Police officer Wes Fung spurs debate over Downtown Eastside addicts’ civil liberties
A cop for 27 years, Wes Fung has seen a lot of things. But there’s one incident that he distinctly recalls. It concerns a young man in Vancouver’s Downtown Eastside. He lost his battle against addiction and mental illness.
He hanged himself.
“I remember we cut him down, and as I was helping bring his body down, it felt hard, cold—like a piece of wood,” Fung told the Georgia Straight. “I’m thinking, ‘My daughters aren’t much younger than this boy here.’ ”
Fung said it was this man’s despair that partly explains why he’s now talking publicly about his thoughts regarding the neighbourhood, like his idea of forcing addicts to get treatment.
Fung is the Vancouver Police Department’s liaison officer in Chinatown and Gastown, a post he has held since 2009. Inside his office at a community policing centre on Keefer Street, the 50-year-old constable vented his frustration over the “hypocrisy” about the Downtown Eastside.
“For mainstream society, as long as the ‘garbage’ is centralized down here, not in my back yard, not in Kits, not in Shaughnessy, or wherever else, no one cares,” the Vancouver-born police officer said. “So there’s no will to really do what it takes to actually solve the problems down here.”
He suggested that the province should amend its Mental Health Act to allow police to apprehend drug users deemed a threat to themselves and others.
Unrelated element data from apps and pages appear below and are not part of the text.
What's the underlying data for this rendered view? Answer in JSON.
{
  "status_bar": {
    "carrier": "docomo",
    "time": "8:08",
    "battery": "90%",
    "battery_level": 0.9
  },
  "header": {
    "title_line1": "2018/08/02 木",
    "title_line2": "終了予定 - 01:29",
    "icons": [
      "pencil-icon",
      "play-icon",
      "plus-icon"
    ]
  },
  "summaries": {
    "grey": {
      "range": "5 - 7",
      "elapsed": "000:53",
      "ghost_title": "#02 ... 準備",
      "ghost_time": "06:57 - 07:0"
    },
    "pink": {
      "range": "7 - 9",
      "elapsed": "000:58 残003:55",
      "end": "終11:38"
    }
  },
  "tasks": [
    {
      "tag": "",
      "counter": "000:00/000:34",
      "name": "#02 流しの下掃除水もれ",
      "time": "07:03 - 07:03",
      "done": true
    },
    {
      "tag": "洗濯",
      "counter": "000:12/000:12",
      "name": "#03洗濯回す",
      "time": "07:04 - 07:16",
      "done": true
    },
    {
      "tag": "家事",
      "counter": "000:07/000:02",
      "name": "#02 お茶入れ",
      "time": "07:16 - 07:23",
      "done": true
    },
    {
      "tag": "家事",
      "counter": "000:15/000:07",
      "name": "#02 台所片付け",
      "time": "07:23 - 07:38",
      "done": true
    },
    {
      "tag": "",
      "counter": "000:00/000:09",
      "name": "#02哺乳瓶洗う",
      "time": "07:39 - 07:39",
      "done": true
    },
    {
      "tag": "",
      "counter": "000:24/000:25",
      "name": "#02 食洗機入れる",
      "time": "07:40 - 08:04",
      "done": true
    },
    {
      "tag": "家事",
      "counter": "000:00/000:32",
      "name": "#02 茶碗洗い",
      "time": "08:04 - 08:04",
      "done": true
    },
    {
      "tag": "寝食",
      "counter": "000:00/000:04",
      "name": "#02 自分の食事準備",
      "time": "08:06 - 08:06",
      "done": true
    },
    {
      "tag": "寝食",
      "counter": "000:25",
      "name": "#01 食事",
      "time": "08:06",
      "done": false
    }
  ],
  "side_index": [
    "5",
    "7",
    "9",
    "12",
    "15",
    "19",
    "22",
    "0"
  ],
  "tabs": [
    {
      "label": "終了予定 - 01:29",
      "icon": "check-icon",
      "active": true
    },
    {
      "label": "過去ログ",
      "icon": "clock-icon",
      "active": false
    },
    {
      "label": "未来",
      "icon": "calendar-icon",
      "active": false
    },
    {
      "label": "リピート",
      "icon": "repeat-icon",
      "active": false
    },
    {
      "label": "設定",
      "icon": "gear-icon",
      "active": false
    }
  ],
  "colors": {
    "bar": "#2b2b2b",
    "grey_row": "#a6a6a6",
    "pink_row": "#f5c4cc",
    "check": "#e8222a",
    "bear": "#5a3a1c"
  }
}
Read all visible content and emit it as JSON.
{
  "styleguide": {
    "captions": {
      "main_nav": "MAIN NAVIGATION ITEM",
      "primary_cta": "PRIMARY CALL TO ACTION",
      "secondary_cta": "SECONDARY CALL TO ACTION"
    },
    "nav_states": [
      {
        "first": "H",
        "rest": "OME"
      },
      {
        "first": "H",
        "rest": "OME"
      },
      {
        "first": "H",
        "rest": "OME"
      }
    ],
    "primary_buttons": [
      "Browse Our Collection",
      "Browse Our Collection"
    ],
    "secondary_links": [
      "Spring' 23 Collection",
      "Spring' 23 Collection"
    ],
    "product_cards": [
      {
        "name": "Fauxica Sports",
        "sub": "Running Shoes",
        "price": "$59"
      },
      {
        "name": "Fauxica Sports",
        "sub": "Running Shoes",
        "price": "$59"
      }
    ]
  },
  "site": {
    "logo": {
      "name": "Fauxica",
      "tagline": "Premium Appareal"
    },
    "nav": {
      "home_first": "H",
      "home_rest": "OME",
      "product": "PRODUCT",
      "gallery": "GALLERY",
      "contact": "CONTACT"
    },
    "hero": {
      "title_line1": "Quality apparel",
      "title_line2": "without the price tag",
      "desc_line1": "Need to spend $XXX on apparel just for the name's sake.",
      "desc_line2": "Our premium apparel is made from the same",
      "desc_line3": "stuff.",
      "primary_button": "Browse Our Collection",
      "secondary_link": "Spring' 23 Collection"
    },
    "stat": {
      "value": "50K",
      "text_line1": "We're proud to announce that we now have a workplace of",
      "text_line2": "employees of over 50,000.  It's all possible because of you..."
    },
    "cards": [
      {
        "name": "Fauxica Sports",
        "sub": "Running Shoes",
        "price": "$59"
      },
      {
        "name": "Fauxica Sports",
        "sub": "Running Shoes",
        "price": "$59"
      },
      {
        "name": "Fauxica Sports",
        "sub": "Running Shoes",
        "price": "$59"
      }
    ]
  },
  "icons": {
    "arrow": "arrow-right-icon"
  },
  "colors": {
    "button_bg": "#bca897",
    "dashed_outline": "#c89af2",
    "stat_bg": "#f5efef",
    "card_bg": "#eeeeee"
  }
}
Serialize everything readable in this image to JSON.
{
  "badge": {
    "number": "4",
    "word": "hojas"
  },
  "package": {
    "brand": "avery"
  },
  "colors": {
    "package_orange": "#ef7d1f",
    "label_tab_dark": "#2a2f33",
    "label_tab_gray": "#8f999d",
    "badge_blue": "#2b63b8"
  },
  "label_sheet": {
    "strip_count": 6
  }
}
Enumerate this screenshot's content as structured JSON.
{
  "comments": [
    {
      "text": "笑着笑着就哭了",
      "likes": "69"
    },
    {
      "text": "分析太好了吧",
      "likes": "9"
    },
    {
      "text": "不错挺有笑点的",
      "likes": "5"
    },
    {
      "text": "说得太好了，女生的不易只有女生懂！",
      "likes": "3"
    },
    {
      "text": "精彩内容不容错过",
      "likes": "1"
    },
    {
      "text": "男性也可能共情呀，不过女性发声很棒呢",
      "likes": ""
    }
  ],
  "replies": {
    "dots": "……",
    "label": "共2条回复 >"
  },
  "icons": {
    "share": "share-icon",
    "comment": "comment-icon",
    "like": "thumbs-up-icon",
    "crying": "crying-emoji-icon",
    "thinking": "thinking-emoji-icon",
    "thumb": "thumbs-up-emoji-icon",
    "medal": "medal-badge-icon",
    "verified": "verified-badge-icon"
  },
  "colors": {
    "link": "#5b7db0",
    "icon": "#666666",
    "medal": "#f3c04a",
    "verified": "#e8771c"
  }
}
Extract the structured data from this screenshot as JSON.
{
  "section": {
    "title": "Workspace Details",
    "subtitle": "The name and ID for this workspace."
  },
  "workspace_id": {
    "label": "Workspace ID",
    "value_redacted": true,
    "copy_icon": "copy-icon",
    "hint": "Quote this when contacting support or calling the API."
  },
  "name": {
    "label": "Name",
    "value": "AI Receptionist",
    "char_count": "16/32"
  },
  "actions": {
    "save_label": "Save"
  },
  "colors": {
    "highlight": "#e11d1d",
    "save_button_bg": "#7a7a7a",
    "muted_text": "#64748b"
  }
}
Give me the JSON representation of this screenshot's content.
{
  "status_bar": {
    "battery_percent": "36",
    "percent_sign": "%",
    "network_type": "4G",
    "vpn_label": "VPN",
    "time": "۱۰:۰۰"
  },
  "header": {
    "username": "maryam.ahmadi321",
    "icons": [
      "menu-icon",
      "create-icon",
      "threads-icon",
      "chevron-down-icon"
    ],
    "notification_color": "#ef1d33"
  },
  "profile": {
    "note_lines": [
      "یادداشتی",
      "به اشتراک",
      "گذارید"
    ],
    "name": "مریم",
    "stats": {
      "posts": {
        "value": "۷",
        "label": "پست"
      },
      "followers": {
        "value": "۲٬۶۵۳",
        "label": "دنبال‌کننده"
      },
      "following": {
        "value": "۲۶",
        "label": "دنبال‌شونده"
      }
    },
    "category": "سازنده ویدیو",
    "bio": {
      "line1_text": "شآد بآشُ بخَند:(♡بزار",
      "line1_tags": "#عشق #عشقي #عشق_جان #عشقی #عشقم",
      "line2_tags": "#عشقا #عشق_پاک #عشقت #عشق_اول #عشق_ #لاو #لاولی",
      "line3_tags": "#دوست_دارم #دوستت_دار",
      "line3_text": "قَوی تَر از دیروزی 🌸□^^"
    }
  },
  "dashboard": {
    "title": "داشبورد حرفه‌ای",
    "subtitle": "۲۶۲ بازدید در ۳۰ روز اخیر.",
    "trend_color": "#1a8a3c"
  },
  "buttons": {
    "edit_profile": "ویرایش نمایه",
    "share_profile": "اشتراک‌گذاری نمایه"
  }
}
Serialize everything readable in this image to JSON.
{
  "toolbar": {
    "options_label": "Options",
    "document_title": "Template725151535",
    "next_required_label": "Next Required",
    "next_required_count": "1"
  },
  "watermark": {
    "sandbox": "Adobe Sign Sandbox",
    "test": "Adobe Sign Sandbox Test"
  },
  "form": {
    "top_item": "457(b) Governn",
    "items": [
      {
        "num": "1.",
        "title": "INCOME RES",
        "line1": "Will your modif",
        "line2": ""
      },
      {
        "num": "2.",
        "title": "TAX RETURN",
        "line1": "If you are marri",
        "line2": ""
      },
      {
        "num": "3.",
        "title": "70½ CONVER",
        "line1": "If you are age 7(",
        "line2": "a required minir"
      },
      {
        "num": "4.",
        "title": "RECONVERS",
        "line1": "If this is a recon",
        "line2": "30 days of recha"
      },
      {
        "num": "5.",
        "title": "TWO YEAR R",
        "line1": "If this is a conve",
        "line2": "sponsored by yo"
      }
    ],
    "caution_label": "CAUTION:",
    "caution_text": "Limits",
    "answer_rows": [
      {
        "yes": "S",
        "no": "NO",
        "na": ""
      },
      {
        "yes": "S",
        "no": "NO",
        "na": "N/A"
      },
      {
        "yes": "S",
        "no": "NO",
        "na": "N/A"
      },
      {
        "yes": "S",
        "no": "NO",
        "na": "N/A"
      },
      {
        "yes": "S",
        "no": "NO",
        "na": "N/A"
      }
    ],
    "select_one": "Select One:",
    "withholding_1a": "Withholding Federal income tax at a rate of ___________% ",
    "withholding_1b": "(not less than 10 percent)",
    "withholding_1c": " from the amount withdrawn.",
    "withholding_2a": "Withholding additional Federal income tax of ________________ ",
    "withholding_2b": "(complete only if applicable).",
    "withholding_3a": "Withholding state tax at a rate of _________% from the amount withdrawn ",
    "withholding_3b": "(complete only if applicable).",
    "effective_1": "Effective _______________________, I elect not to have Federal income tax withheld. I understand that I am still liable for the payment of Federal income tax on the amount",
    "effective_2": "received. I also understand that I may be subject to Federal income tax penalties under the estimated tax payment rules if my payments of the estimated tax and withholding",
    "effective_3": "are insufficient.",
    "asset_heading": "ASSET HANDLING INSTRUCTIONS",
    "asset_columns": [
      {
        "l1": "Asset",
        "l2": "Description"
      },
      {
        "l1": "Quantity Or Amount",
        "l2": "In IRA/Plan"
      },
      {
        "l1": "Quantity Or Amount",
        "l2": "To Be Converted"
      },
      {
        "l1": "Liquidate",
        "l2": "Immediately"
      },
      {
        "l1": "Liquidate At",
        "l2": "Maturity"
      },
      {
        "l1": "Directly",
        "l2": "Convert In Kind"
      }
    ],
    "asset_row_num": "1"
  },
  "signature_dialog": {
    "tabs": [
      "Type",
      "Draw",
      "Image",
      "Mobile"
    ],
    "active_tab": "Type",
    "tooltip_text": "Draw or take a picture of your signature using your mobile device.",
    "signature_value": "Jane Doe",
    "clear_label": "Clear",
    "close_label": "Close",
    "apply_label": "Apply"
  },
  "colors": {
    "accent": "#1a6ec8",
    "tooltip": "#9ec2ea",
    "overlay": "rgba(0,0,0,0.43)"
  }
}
They could then be taken to rehabilitation centres and also provided with after-treatment supports such as transition housing and counselling programs.
“People say that unless someone wants to get clean, you can’t force them,” Fung said. “We try to apply logic to an illogical act. Anybody who is of a sane mind, would they want to be addicted? No! Even the addicted don’t want to be addicted. These people, they’re so obsessed at trying to chase after the next fix. Common sense doesn’t apply. So sometimes the government has to step in as the big brother to force treatment on them.”
He’s not a fan of harm reduction, which involves practices like giving out clean needles and crack pipes.
“I call it harm reproduction,” Fung said. “I understand the rationale of harm reduction, because on a short-term basis, you know, you want to stop the spread of disease and stop people from overdosing on drugs. But, unfortunately, all you’re doing is enabling the status quo…You’re only prolonging the misery.”
Vancouver city councillor Kerry Jang understands where Fung is coming from.
“The whole point is getting them [addicts] to somebody who can do something, whether you commit them or send them to a place where they can be properly triaged,” Jang, a UBC professor of psychiatry, told the Straight in a phone interview.
That’s why the VPD has been calling for an urgent-response centre where officers can drop off people with addictions and mental-health issues, according to Jang. He noted that health authorities and many nonprofits support this measure.
He acknowledged that forced treatment will invite questions about civil liberties. “However, again, it’s a definition of addiction,” Jang said. “Are they [addicts] able to make a judgment?”
Dr. Evan Wood is an expert on issues related to addiction. He’s a principal investigator with the Urban Health Research Initiative, a program of the B.C. Centre for Excellence in HIV/AIDS.
“I wholeheartedly agree we need to dramatically expand access to addiction treatment,” Wood told the Straight in a phone interview. “But we clearly need to ensure we are investing limited tax dollars into evidence-based interventions rather than approaches that are proven ineffective and increasingly being condemned by international bodies.”
Wood was referring to a joint statement made by 12 United Nations entities in March against compulsory drug detention and rehabilitation. “The deprivation of liberty without due process is an unacceptable violation of internationally recognised human-rights standards,” the statement reads in part.
Downtown Eastside activist Ann Livingston doesn’t buy Fung’s idea. The long-time volunteer with the Vancouver Area Network of Drug Users noted that there aren’t sufficient spaces for people who want to go in for treatment in the first place.
“If the only way you can get to treatment is to get arrested because there simply isn’t enough voluntary treatment anyway, that is bizarre,” Livingston told the Straight by phone.
Fung admitted that some people might be offended by his ideas, but he said his goal is to provoke a discussion.
He even suggested that society is “complicit” about the cycle of addiction in the Downtown Eastside. “We have a guilty conscience,” he said. “Why do you think so many people come down here during Christmas to give out sandwiches to all the poor homeless? They’re not making their lives any better, but they’re making themselves feel better. So who are you helping? You or them?”